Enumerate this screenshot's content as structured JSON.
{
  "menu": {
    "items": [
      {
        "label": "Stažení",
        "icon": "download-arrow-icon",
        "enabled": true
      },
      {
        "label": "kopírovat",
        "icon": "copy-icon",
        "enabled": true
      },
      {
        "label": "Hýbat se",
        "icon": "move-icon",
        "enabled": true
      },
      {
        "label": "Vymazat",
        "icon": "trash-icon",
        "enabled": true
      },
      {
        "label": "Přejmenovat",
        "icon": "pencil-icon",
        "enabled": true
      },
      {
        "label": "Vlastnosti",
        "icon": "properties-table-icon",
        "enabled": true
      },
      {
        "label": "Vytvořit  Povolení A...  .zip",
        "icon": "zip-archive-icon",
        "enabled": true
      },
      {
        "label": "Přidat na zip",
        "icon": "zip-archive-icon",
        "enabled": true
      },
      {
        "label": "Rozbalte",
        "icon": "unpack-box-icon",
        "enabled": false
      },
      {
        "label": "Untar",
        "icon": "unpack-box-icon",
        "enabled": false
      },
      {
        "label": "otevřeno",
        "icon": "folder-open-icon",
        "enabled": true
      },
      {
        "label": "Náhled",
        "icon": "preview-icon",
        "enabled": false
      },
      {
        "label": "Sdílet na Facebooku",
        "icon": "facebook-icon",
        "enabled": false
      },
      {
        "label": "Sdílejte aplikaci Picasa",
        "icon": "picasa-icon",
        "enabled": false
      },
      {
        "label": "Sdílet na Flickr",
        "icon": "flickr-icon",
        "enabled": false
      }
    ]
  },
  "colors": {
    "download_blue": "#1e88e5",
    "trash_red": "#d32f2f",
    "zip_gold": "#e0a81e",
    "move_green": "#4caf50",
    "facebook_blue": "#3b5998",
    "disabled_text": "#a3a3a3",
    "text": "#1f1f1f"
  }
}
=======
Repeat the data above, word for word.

Enumerate this screenshot's content as structured JSON.
{
  "menu": {
    "items": [
      {
        "label": "Stažení",
        "icon": "download-arrow-icon",
        "enabled": true
      },
      {
        "label": "kopírovat",
        "icon": "copy-icon",
        "enabled": true
      },
      {
        "label": "Hýbat se",
        "icon": "move-icon",
        "enabled": true
      },
      {
        "label": "Vymazat",
        "icon": "trash-icon",
        "enabled": true
      },
      {
        "label": "Přejmenovat",
        "icon": "pencil-icon",
        "enabled": true
      },
      {
        "label": "Vlastnosti",
        "icon": "properties-table-icon",
        "enabled": true
      },
      {
        "label": "Vytvořit  Povolení A...  .zip",
        "icon": "zip-archive-icon",
        "enabled": true
      },
      {
        "label": "Přidat na zip",
        "icon": "zip-archive-icon",
        "enabled": true
      },
      {
        "label": "Rozbalte",
        "icon": "unpack-box-icon",
        "enabled": false
      },
      {
        "label": "Untar",
        "icon": "unpack-box-icon",
        "enabled": false
      },
      {
        "label": "otevřeno",
        "icon": "folder-open-icon",
        "enabled": true
      },
      {
        "label": "Náhled",
        "icon": "preview-icon",
        "enabled": false
      },
      {
        "label": "Sdílet na Facebooku",
        "icon": "facebook-icon",
        "enabled": false
      },
      {
        "label": "Sdílejte aplikaci Picasa",
        "icon": "picasa-icon",
        "enabled": false
      },
      {
        "label": "Sdílet na Flickr",
        "icon": "flickr-icon",
        "enabled": false
      }
    ]
  },
  "colors": {
    "download_blue": "#1e88e5",
    "trash_red": "#d32f2f",
    "zip_gold": "#e0a81e",
    "move_green": "#4caf50",
    "facebook_blue": "#3b5998",
    "disabled_text": "#a3a3a3",
    "text": "#1f1f1f"
  }
}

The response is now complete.